Revenue growth in 2005 exceeded that projected in the operating plan. Although First-Class Mail, Periodicals, and Package Services revenues declined, overall revenue was 1.4 percent greater than in 2004. Total revenue was $69,993 million.

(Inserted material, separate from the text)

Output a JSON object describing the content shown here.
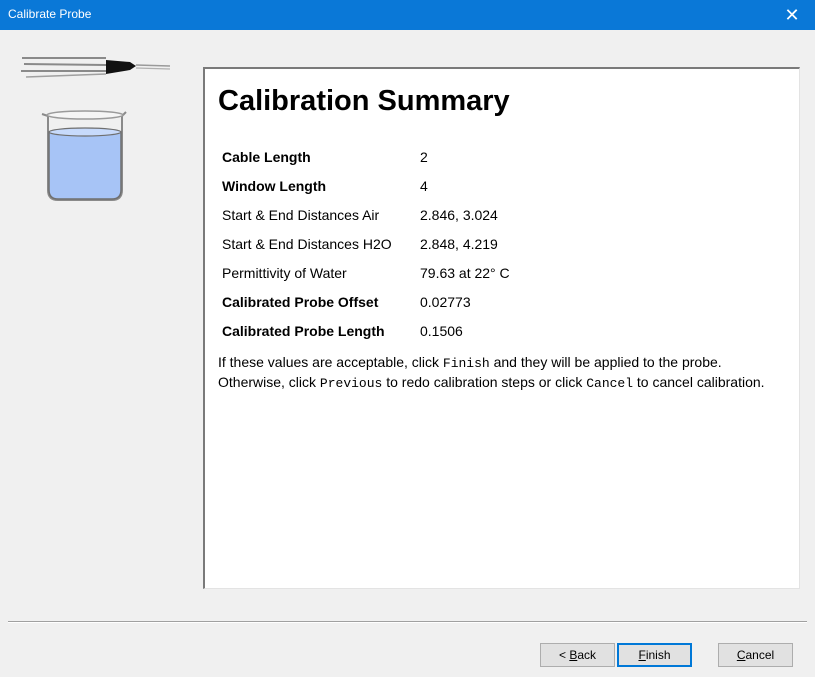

Total volume for the year was 2.7 percent above the 2004 total and some alterations in the composition of total mail volume must be noted. The mailstream has changed significantly since 2000 when First-Class Mail was the largest component. In the past 5 years, First-Class Mail volumes declined 5.3 percent, while Standard Mail volumes grew 12.1 percent. In 2005 Standard Mail exceeded First-Class Mail volume for the first time, as shown in table 3-1. The Postal Service expects this shift in the mail mix to continue. While Standard Mail service now leads volume growth and has overtaken First-Class Mail in the mailstream, it provides an average of only 19 cents in revenue per piece. First-Class Mail provides an average of 37 cents per piece. Standard Mail has also been more susceptible than First-Class Mail to fluctuations in the economy. Consequently, although 2005’s volume set a new record of 212 billion pieces, the shifting mix of mail has affected revenues substantially. At 2005 postage rates, the lower volume and specific mail mix of 2000 would have generated $3.3 billion more revenue.
First-Class Mail is comprised predominantly of single-piece and workshared volume. For many years, single-piece First-Class Mail volume has been in decline and has been offset only partially by growth in workshared First-Class Mail volume, resulting in the trend of lower First-Class Mail revenues and volumes. E-commerce and electronic messaging increasingly displace personal correspondence and paper based commercial transactions using First-Class Mail. Standard Mail volume growth in 2005 was aided by November 2004 election mail, as well as by increased strength of direct marketing and a surge in credit card marketing. Standard Mail volume also has benefited as "Do Not Call" telephone restrictions shifted some direct marketing efforts to mail.
As First-Class Mail volume has declined, the number of mailpieces delivered per address has declined as well. Yet, delivery points have continued to grow and with them, the infrastructure and personnel costs directly attributable to servicing those delivery points. A decline in the number of pieces delivered per delivery point, combined with shrinking revenue per mailpiece delivered, impacts the Postal Service’s costs of carrying out its universal service obligation. Consequently, fulfilling the Postal Service’s universal service obligation will become ever more costly as these trends continue.
Mail volume growth and revenue growth are dependent on the economy, the underlying demand for postal services, and the attractiveness of competitive alternatives. Growth in economic activity in 2005, as measured by gross domestic product (GDP) and retail sales, continued to be strong in spite of the disruption from Hurricanes Katrina and Rita in the latter part of the year. Within the parameters of the fiscal year, GDP grew 3.6 percent in 2005 with continued strength in retail sales.